Patients with heart failure (HF) who contract SARS-CoV-2 infection are at a higher risk of cardiovascular and non-cardiovascular morbidity and mortality. Regardless of therapeutic attempts in COVID-19, vaccination remains the most promising global approach at present for controlling this disease. There are several concerns and misconceptions regarding the clinical indications, optimal mode of delivery, safety and efficacy of COVID-19 vaccines for patients with HF. This document provides guidance to all healthcare professionals regarding the implementation of a COVID-19 vaccination scheme in patients with HF. COVID-19 vaccination is indicated in all patients with HF, including those who are immunocompromised (e.g. after heart transplantation receiving immunosuppressive therapy) and with frailty syndrome. It is preferable to vaccinate against COVID-19 patients with HF in an optimal clinical state, which would include clinical stability, adequate hydration and nutrition, optimized treatment of HF and other comorbidities (including iron deficiency), but corrective measures should not be allowed to delay vaccination. Patients with HF who have been vaccinated against COVID-19 need to continue precautionary measures, including the use of facemasks, hand hygiene and social distancing. Knowledge on strategies preventing SARS-CoV-2 infection (including the COVID-19 vaccination) should be included in the comprehensive educational programmes delivered to patients with HF.

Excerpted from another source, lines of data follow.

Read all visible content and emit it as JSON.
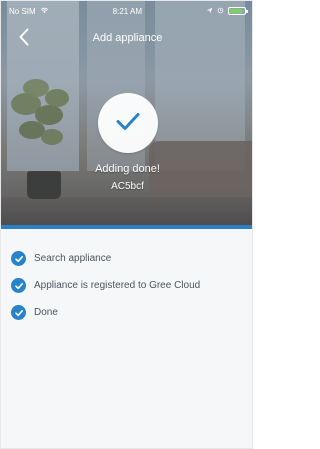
{
  "status_bar": {
    "carrier": "No SIM",
    "wifi_icon": "wifi-icon",
    "time": "8:21 AM",
    "right_icons": [
      "location-icon",
      "alarm-icon",
      "battery-icon"
    ]
  },
  "header": {
    "title": "Add appliance",
    "back_icon": "chevron-left-icon"
  },
  "hero": {
    "success_text": "Adding done!",
    "device_id": "AC5bcf"
  },
  "steps": [
    {
      "label": "Search appliance",
      "icon": "check-circle-icon"
    },
    {
      "label": "Appliance is registered to Gree Cloud",
      "icon": "check-circle-icon"
    },
    {
      "label": "Done",
      "icon": "check-circle-icon"
    }
  ],
  "colors": {
    "accent": "#2a83c9",
    "background": "#f6f7f9"
  }
}
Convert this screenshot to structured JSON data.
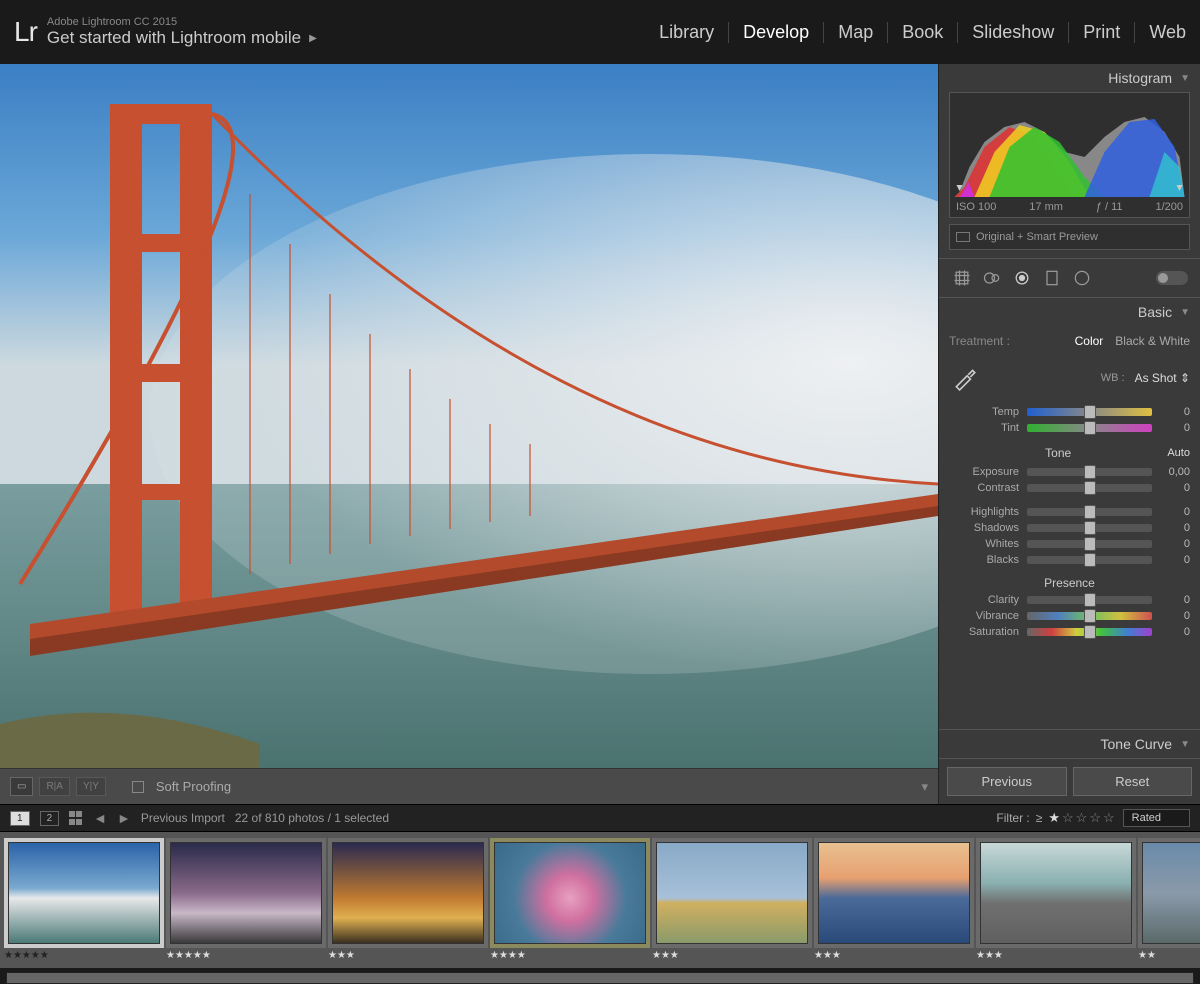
{
  "header": {
    "logo": "Lr",
    "app_name": "Adobe Lightroom CC 2015",
    "mobile_promo": "Get started with Lightroom mobile",
    "modules": [
      "Library",
      "Develop",
      "Map",
      "Book",
      "Slideshow",
      "Print",
      "Web"
    ],
    "active_module": "Develop"
  },
  "toolbar": {
    "soft_proof_label": "Soft Proofing"
  },
  "histogram": {
    "title": "Histogram",
    "iso": "ISO 100",
    "focal": "17 mm",
    "aperture": "ƒ / 11",
    "shutter": "1/200",
    "preview_label": "Original + Smart Preview"
  },
  "basic": {
    "title": "Basic",
    "treatment_label": "Treatment :",
    "treatment_color": "Color",
    "treatment_bw": "Black & White",
    "wb_label": "WB :",
    "wb_value": "As Shot",
    "temp_label": "Temp",
    "temp_val": "0",
    "tint_label": "Tint",
    "tint_val": "0",
    "tone_label": "Tone",
    "auto_label": "Auto",
    "exposure_label": "Exposure",
    "exposure_val": "0,00",
    "contrast_label": "Contrast",
    "contrast_val": "0",
    "highlights_label": "Highlights",
    "highlights_val": "0",
    "shadows_label": "Shadows",
    "shadows_val": "0",
    "whites_label": "Whites",
    "whites_val": "0",
    "blacks_label": "Blacks",
    "blacks_val": "0",
    "presence_label": "Presence",
    "clarity_label": "Clarity",
    "clarity_val": "0",
    "vibrance_label": "Vibrance",
    "vibrance_val": "0",
    "saturation_label": "Saturation",
    "saturation_val": "0"
  },
  "tonecurve_title": "Tone Curve",
  "buttons": {
    "previous": "Previous",
    "reset": "Reset"
  },
  "filmstrip": {
    "badge1": "1",
    "badge2": "2",
    "source": "Previous Import",
    "count": "22 of 810 photos / 1 selected",
    "filter_label": "Filter :",
    "filter_op": "≥",
    "filter_select": "Rated",
    "thumbs": [
      {
        "rating": "★★★★★",
        "sel": true
      },
      {
        "rating": "★★★★★"
      },
      {
        "rating": "★★★"
      },
      {
        "rating": "★★★★",
        "greenish": true
      },
      {
        "rating": "★★★"
      },
      {
        "rating": "★★★"
      },
      {
        "rating": "★★★"
      },
      {
        "rating": "★★"
      }
    ]
  }
}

COVID-19 , Cardiology , Heart Failure , Aged , COVID-19 Vaccines , Frail Elderly , Humans , SARS-CoV-2 , Vaccination
ESC Heart Fail ; 8(1): 175-182, 2021 02.

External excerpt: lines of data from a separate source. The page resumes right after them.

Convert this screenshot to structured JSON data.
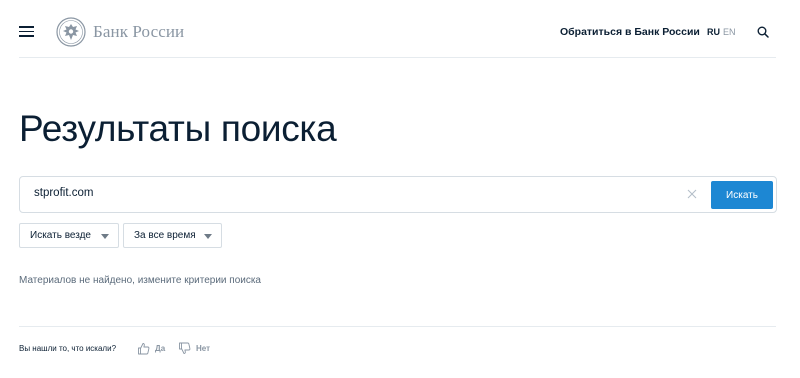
{
  "header": {
    "brand": "Банк России",
    "contact_link": "Обратиться в Банк России",
    "lang_ru": "RU",
    "lang_en": "EN"
  },
  "page_title": "Результаты поиска",
  "search": {
    "value": "stprofit.com",
    "button_label": "Искать"
  },
  "filters": {
    "scope": "Искать везде",
    "period": "За все время"
  },
  "results_message": "Материалов не найдено, измените критерии поиска",
  "feedback": {
    "question": "Вы нашли то, что искали?",
    "yes": "Да",
    "no": "Нет"
  },
  "colors": {
    "primary_button": "#1d87d3",
    "text": "#0b1f33",
    "muted": "#8a96a3"
  }
}
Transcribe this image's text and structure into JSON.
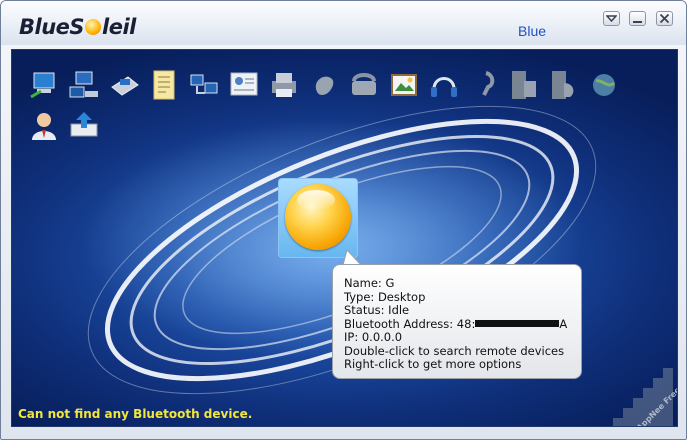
{
  "app": {
    "logo_text_before": "BlueS",
    "logo_text_after": "leil",
    "title_fragment": "Blue"
  },
  "toolbar": {
    "icons": [
      "network-access-icon",
      "dial-up-network-icon",
      "fax-printer-icon",
      "file-transfer-icon",
      "lan-access-icon",
      "personal-info-exchange-icon",
      "print-icon",
      "mouse-hid-icon",
      "phone-icon",
      "picture-transfer-icon",
      "headset-icon",
      "earpiece-icon",
      "serial-port-icon",
      "serial-port-2-icon",
      "sync-globe-icon",
      "user-icon",
      "printer-upload-icon"
    ]
  },
  "device": {
    "name_line": "Name: G",
    "type_line": "Type: Desktop",
    "status_line": "Status: Idle",
    "address_prefix": "Bluetooth Address: 48:",
    "address_suffix": "A",
    "ip_line": "IP: 0.0.0.0",
    "hint_double_click": "Double-click to search remote devices",
    "hint_right_click": "Right-click to get more options"
  },
  "status_message": "Can not find any Bluetooth device.",
  "watermark_text": "AppNee Freeware Group.",
  "colors": {
    "background_deep": "#0f2f7a",
    "status_text": "#f2e63a",
    "title_blue": "#2150c4"
  }
}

Article in English | MEDLINE | ID: covidwho-959153


Coronavirus disease 2019 (COVID-19) is caused by severe acute respiratory syndrome coronavirus-2. The clinical presentation of this virus mainly manifests in the respiratory system but may also lead to severe complications in the cardiovascular system. The global burden of COVID-19 has led to an unprecedented need to gain further insight into patient outcomes, management, and clinical practice. This review aims to provide an overview of the current literature on heart failure (HF) hospitalizations, management, and care pathways for supporting patients during and beyond this pandemic. A literature review of five areas of interest was conducted and included: (i) HF hospitalization; (ii) recognizing the needs and supporting HF patients during COVID-19; (iii) supporting rehabilitation services; (iv) transitioning to a telehealth framework; and (v) the need for evidence. Patients with new-onset or existing HF are particularly vulnerable, but a significant reduction in HF hospital admissions has been reported. During these periods of uncertainty, the current care pathways for acute and elective cardiac patients have had to change with the relocation of HF services to protect the vulnerable and reduce transmission of COVID-19. Optimizing community HF services has the potential to reduce the pressures on secondary care during the recovery from this pandemic. Telemedicine and virtual health care are emerging technologies and overcome the risk of in-person exposure. Successful remote delivery of cardiac rehabilitation services has been reported during the pandemic. Delivery of a robust telehealth framework for HF patients will improve communication between clinician and patient. The reduction in HF admissions is a concern for the future and may result in unintended mortality. New-onset and current HF patients must understand their diagnosis and future prognosis and seek help and support using the appropriate platform when needed. Realigning HF services and the use of telemedicine and virtual health care has great potential but needs to be carefully understood to ensure engagement and approval in this population to overcome barriers and challenges.

COVID-19/therapy , Heart Failure/therapy , Hospitalization , Critical Pathways , Humans , Telemedicine , Treatment Outcome